> **WHAT IS NEEDED**
Please retype the entries exactly as they stand, leaving out any pictures.

------ GIVEN RECORDS

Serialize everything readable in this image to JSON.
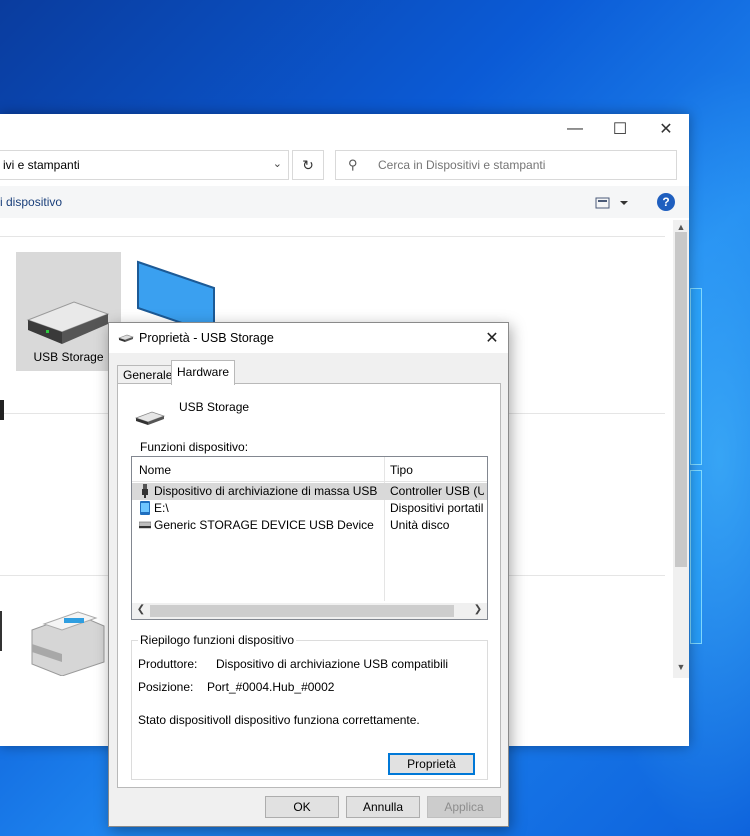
{
  "explorer": {
    "address_text": "ivi e stampanti",
    "search_placeholder": "Cerca in Dispositivi e stampanti",
    "cmd_link": "i dispositivo",
    "help_label": "?",
    "devices": [
      {
        "label": "USB Storage"
      }
    ]
  },
  "dialog": {
    "title": "Proprietà - USB Storage",
    "tabs": [
      {
        "label": "Generale"
      },
      {
        "label": "Hardware",
        "active": true
      }
    ],
    "device_name": "USB Storage",
    "functions_label": "Funzioni dispositivo:",
    "columns": {
      "name": "Nome",
      "type": "Tipo"
    },
    "rows": [
      {
        "name": "Dispositivo di archiviazione di massa USB",
        "type": "Controller USB (Uni...",
        "icon": "usb-plug-icon",
        "selected": true
      },
      {
        "name": "E:\\",
        "type": "Dispositivi portatili",
        "icon": "portable-device-icon"
      },
      {
        "name": "Generic STORAGE DEVICE USB Device",
        "type": "Unità disco",
        "icon": "disk-drive-icon"
      }
    ],
    "summary": {
      "title": "Riepilogo funzioni dispositivo",
      "manufacturer_label": "Produttore:",
      "manufacturer_value": "Dispositivo di archiviazione USB compatibili",
      "location_label": "Posizione:",
      "location_value": "Port_#0004.Hub_#0002",
      "status_label": "Stato dispositivo:",
      "status_value": "Il dispositivo funziona correttamente.",
      "properties_button": "Proprietà"
    },
    "buttons": {
      "ok": "OK",
      "cancel": "Annulla",
      "apply": "Applica"
    }
  }
}
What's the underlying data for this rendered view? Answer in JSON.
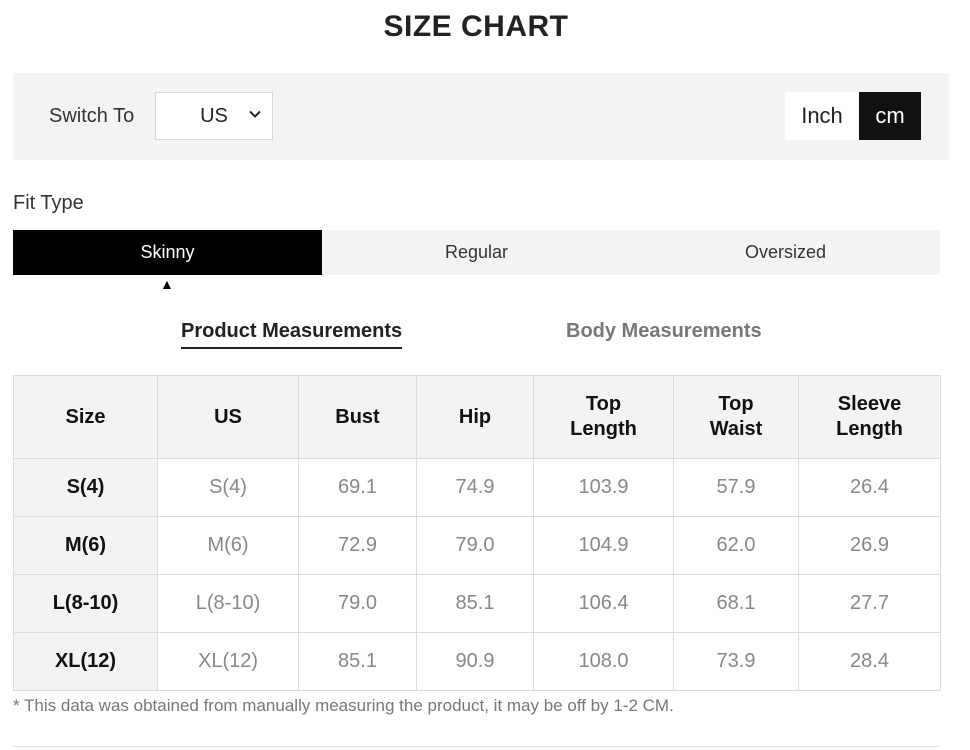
{
  "title": "SIZE CHART",
  "toolbar": {
    "switch_label": "Switch To",
    "region_value": "US",
    "units": [
      "Inch",
      "cm"
    ],
    "active_unit": "cm"
  },
  "fit": {
    "label": "Fit Type",
    "tabs": [
      "Skinny",
      "Regular",
      "Oversized"
    ],
    "active": "Skinny"
  },
  "measurement_tabs": {
    "product": "Product Measurements",
    "body": "Body Measurements",
    "active": "Product Measurements"
  },
  "table": {
    "headers": [
      "Size",
      "US",
      "Bust",
      "Hip",
      "Top\nLength",
      "Top\nWaist",
      "Sleeve\nLength"
    ],
    "rows": [
      [
        "S(4)",
        "S(4)",
        "69.1",
        "74.9",
        "103.9",
        "57.9",
        "26.4"
      ],
      [
        "M(6)",
        "M(6)",
        "72.9",
        "79.0",
        "104.9",
        "62.0",
        "26.9"
      ],
      [
        "L(8-10)",
        "L(8-10)",
        "79.0",
        "85.1",
        "106.4",
        "68.1",
        "27.7"
      ],
      [
        "XL(12)",
        "XL(12)",
        "85.1",
        "90.9",
        "108.0",
        "73.9",
        "28.4"
      ]
    ]
  },
  "note": "* This data was obtained from manually measuring the product, it may be off by 1-2 CM.",
  "colors": {
    "panel_bg": "#f3f3f3",
    "active_bg": "#000000",
    "muted_text": "#888888"
  }
}
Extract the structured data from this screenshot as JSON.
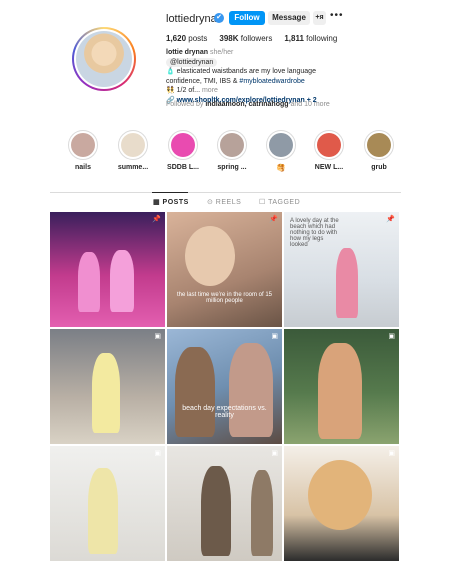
{
  "profile": {
    "username": "lottiedrynan",
    "verified_icon": "✔",
    "follow_label": "Follow",
    "message_label": "Message",
    "suggest_icon": "+ᴙ",
    "more_icon": "•••",
    "posts_count": "1,620",
    "posts_label": "posts",
    "followers_count": "398K",
    "followers_label": "followers",
    "following_count": "1,811",
    "following_label": "following",
    "display_name": "lottie drynan",
    "pronouns": "she/her",
    "threads_handle": "@lottiedrynan",
    "bio_line1": "🧴 elasticated waistbands are my love language",
    "bio_line2": "confidence, TMI, IBS &",
    "bio_tag": "#mybloatedwardrobe",
    "bio_line3": "👯 1/2 of...",
    "bio_more": "more",
    "link": "🔗 www.shopltk.com/explore/lottiedrynan + 2",
    "followed_prefix": "Followed by",
    "followed_names": "indiaamoon, catrinahogg",
    "followed_suffix": "and 10 more"
  },
  "highlights": [
    {
      "label": "nails",
      "color": "#c9a9a0"
    },
    {
      "label": "summe...",
      "color": "#e8dccb"
    },
    {
      "label": "SDDB L...",
      "color": "#e94bb0"
    },
    {
      "label": "spring ...",
      "color": "#b7a29a"
    },
    {
      "label": "🥞",
      "color": "#8f9aa6"
    },
    {
      "label": "NEW L...",
      "color": "#e05a4a"
    },
    {
      "label": "grub",
      "color": "#a88a56"
    }
  ],
  "tabs": {
    "posts": "▦ POSTS",
    "reels": "⊙ REELS",
    "tagged": "☐ TAGGED"
  },
  "posts": [
    {
      "badge": "📌",
      "caption": ""
    },
    {
      "badge": "📌",
      "caption": "the last time we’re in the room of 15 million people"
    },
    {
      "badge": "📌",
      "caption": "A lovely day at the beach which had nothing to do with how my legs looked"
    },
    {
      "badge": "▣",
      "caption": ""
    },
    {
      "badge": "▣",
      "caption": "beach day expectations vs. reality"
    },
    {
      "badge": "▣",
      "caption": ""
    },
    {
      "badge": "▣",
      "caption": ""
    },
    {
      "badge": "▣",
      "caption": ""
    },
    {
      "badge": "▣",
      "caption": ""
    }
  ]
}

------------

> **SOLUTION FOR THIS EXERCISE**
Serialize everything readable in this image to JSON.
{
  "explorer": {
    "address_text": "ivi e stampanti",
    "search_placeholder": "Cerca in Dispositivi e stampanti",
    "cmd_link": "i dispositivo",
    "help_label": "?",
    "devices": [
      {
        "label": "USB Storage"
      }
    ]
  },
  "dialog": {
    "title": "Proprietà - USB Storage",
    "tabs": [
      {
        "label": "Generale"
      },
      {
        "label": "Hardware",
        "active": true
      }
    ],
    "device_name": "USB Storage",
    "functions_label": "Funzioni dispositivo:",
    "columns": {
      "name": "Nome",
      "type": "Tipo"
    },
    "rows": [
      {
        "name": "Dispositivo di archiviazione di massa USB",
        "type": "Controller USB (Uni...",
        "icon": "usb-plug-icon",
        "selected": true
      },
      {
        "name": "E:\\",
        "type": "Dispositivi portatili",
        "icon": "portable-device-icon"
      },
      {
        "name": "Generic STORAGE DEVICE USB Device",
        "type": "Unità disco",
        "icon": "disk-drive-icon"
      }
    ],
    "summary": {
      "title": "Riepilogo funzioni dispositivo",
      "manufacturer_label": "Produttore:",
      "manufacturer_value": "Dispositivo di archiviazione USB compatibili",
      "location_label": "Posizione:",
      "location_value": "Port_#0004.Hub_#0002",
      "status_label": "Stato dispositivo:",
      "status_value": "Il dispositivo funziona correttamente.",
      "properties_button": "Proprietà"
    },
    "buttons": {
      "ok": "OK",
      "cancel": "Annulla",
      "apply": "Applica"
    }
  }
}
What's the underlying data for this rendered view? Answer in JSON.
{
  "title": "SIZE CHART",
  "toolbar": {
    "switch_label": "Switch To",
    "region_value": "US",
    "units": [
      "Inch",
      "cm"
    ],
    "active_unit": "cm"
  },
  "fit": {
    "label": "Fit Type",
    "tabs": [
      "Skinny",
      "Regular",
      "Oversized"
    ],
    "active": "Skinny"
  },
  "measurement_tabs": {
    "product": "Product Measurements",
    "body": "Body Measurements",
    "active": "Product Measurements"
  },
  "table": {
    "headers": [
      "Size",
      "US",
      "Bust",
      "Hip",
      "Top\nLength",
      "Top\nWaist",
      "Sleeve\nLength"
    ],
    "rows": [
      [
        "S(4)",
        "S(4)",
        "69.1",
        "74.9",
        "103.9",
        "57.9",
        "26.4"
      ],
      [
        "M(6)",
        "M(6)",
        "72.9",
        "79.0",
        "104.9",
        "62.0",
        "26.9"
      ],
      [
        "L(8-10)",
        "L(8-10)",
        "79.0",
        "85.1",
        "106.4",
        "68.1",
        "27.7"
      ],
      [
        "XL(12)",
        "XL(12)",
        "85.1",
        "90.9",
        "108.0",
        "73.9",
        "28.4"
      ]
    ]
  },
  "note": "* This data was obtained from manually measuring the product, it may be off by 1-2 CM.",
  "colors": {
    "panel_bg": "#f3f3f3",
    "active_bg": "#000000",
    "muted_text": "#888888"
  }
}
Extract the structured data from this screenshot as JSON.
{
  "profile": {
    "username": "lottiedrynan",
    "verified_icon": "✔",
    "follow_label": "Follow",
    "message_label": "Message",
    "suggest_icon": "+ᴙ",
    "more_icon": "•••",
    "posts_count": "1,620",
    "posts_label": "posts",
    "followers_count": "398K",
    "followers_label": "followers",
    "following_count": "1,811",
    "following_label": "following",
    "display_name": "lottie drynan",
    "pronouns": "she/her",
    "threads_handle": "@lottiedrynan",
    "bio_line1": "🧴 elasticated waistbands are my love language",
    "bio_line2": "confidence, TMI, IBS &",
    "bio_tag": "#mybloatedwardrobe",
    "bio_line3": "👯 1/2 of...",
    "bio_more": "more",
    "link": "🔗 www.shopltk.com/explore/lottiedrynan + 2",
    "followed_prefix": "Followed by",
    "followed_names": "indiaamoon, catrinahogg",
    "followed_suffix": "and 10 more"
  },
  "highlights": [
    {
      "label": "nails",
      "color": "#c9a9a0"
    },
    {
      "label": "summe...",
      "color": "#e8dccb"
    },
    {
      "label": "SDDB L...",
      "color": "#e94bb0"
    },
    {
      "label": "spring ...",
      "color": "#b7a29a"
    },
    {
      "label": "🥞",
      "color": "#8f9aa6"
    },
    {
      "label": "NEW L...",
      "color": "#e05a4a"
    },
    {
      "label": "grub",
      "color": "#a88a56"
    }
  ],
  "tabs": {
    "posts": "▦ POSTS",
    "reels": "⊙ REELS",
    "tagged": "☐ TAGGED"
  },
  "posts": [
    {
      "badge": "📌",
      "caption": ""
    },
    {
      "badge": "📌",
      "caption": "the last time we’re in the room of 15 million people"
    },
    {
      "badge": "📌",
      "caption": "A lovely day at the beach which had nothing to do with how my legs looked"
    },
    {
      "badge": "▣",
      "caption": ""
    },
    {
      "badge": "▣",
      "caption": "beach day expectations vs. reality"
    },
    {
      "badge": "▣",
      "caption": ""
    },
    {
      "badge": "▣",
      "caption": ""
    },
    {
      "badge": "▣",
      "caption": ""
    },
    {
      "badge": "▣",
      "caption": ""
    }
  ]
}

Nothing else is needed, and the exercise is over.